For the data below, report how many lines include the word "untuk", and write nothing else.

** Data for analysis follows **

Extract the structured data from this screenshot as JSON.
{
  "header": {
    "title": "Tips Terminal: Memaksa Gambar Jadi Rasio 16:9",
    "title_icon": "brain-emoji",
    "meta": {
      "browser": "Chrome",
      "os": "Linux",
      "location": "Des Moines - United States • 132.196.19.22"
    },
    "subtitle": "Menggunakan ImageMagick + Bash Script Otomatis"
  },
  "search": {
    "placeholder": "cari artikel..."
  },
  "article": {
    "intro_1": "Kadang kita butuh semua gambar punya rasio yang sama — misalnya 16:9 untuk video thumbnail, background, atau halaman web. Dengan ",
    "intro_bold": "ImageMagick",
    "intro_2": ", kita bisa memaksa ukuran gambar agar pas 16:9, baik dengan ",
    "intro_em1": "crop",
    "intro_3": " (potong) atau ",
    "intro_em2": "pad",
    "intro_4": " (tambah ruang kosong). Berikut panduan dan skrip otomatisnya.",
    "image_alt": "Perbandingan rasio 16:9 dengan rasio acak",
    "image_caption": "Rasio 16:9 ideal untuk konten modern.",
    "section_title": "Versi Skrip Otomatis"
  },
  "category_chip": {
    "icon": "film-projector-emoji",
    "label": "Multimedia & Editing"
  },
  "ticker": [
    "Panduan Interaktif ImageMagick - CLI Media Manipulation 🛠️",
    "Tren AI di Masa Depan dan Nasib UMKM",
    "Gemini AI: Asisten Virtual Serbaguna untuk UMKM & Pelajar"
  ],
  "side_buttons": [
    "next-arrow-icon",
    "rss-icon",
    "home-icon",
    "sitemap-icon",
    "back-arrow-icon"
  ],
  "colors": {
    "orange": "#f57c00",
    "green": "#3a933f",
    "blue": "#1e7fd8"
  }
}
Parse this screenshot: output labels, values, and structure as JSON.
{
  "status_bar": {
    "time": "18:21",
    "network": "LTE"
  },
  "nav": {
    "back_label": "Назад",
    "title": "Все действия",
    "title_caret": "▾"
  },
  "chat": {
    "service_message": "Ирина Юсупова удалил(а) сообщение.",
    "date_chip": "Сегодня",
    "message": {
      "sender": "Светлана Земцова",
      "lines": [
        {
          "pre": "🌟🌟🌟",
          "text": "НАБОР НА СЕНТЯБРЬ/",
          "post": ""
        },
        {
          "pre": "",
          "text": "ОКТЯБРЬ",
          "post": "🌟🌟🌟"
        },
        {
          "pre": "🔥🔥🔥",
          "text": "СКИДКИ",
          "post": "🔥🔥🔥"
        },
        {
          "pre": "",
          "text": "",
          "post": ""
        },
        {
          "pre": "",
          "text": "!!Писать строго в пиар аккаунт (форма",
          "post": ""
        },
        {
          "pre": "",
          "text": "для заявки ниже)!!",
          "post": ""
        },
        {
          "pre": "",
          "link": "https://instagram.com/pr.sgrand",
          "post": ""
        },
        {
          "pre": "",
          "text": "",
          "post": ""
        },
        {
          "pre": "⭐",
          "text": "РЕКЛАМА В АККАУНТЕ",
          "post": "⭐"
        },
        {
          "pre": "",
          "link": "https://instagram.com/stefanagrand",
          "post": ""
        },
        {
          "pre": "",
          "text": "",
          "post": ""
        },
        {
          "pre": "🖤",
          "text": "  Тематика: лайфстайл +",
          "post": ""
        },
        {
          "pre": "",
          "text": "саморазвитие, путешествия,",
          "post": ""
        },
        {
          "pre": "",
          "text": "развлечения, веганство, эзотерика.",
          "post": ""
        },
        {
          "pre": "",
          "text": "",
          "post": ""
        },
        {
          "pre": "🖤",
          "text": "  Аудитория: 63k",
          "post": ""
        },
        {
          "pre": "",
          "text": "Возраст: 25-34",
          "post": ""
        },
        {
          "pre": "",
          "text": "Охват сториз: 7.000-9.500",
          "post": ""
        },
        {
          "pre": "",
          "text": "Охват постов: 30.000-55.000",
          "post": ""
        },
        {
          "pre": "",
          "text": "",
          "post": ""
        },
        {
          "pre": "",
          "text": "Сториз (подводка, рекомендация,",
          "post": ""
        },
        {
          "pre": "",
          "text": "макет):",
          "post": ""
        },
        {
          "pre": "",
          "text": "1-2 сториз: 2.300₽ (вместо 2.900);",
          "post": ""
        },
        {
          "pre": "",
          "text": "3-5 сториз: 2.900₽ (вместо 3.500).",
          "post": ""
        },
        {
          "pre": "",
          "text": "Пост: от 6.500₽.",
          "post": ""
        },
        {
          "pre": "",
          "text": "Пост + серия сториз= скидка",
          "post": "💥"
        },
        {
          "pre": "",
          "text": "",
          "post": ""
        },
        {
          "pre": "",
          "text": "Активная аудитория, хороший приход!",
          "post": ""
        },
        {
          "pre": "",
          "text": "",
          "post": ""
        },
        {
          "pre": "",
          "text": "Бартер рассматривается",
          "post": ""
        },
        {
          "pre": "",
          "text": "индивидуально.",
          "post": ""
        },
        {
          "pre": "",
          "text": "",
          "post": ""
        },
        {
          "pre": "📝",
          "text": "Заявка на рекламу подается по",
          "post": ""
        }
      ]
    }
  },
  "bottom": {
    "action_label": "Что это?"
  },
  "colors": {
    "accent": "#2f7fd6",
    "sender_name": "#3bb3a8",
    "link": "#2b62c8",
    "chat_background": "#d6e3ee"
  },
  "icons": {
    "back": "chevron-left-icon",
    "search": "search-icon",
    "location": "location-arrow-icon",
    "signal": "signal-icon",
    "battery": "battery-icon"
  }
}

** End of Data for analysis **
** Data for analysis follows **

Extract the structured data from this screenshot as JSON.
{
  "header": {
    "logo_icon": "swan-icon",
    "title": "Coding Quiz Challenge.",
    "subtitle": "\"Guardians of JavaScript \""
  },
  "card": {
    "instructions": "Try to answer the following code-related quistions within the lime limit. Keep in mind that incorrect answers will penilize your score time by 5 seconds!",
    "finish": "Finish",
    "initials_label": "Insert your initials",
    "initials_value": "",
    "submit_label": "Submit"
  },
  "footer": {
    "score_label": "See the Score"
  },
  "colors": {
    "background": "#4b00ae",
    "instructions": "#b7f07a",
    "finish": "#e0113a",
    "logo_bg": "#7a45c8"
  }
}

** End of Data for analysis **

## Task answer
3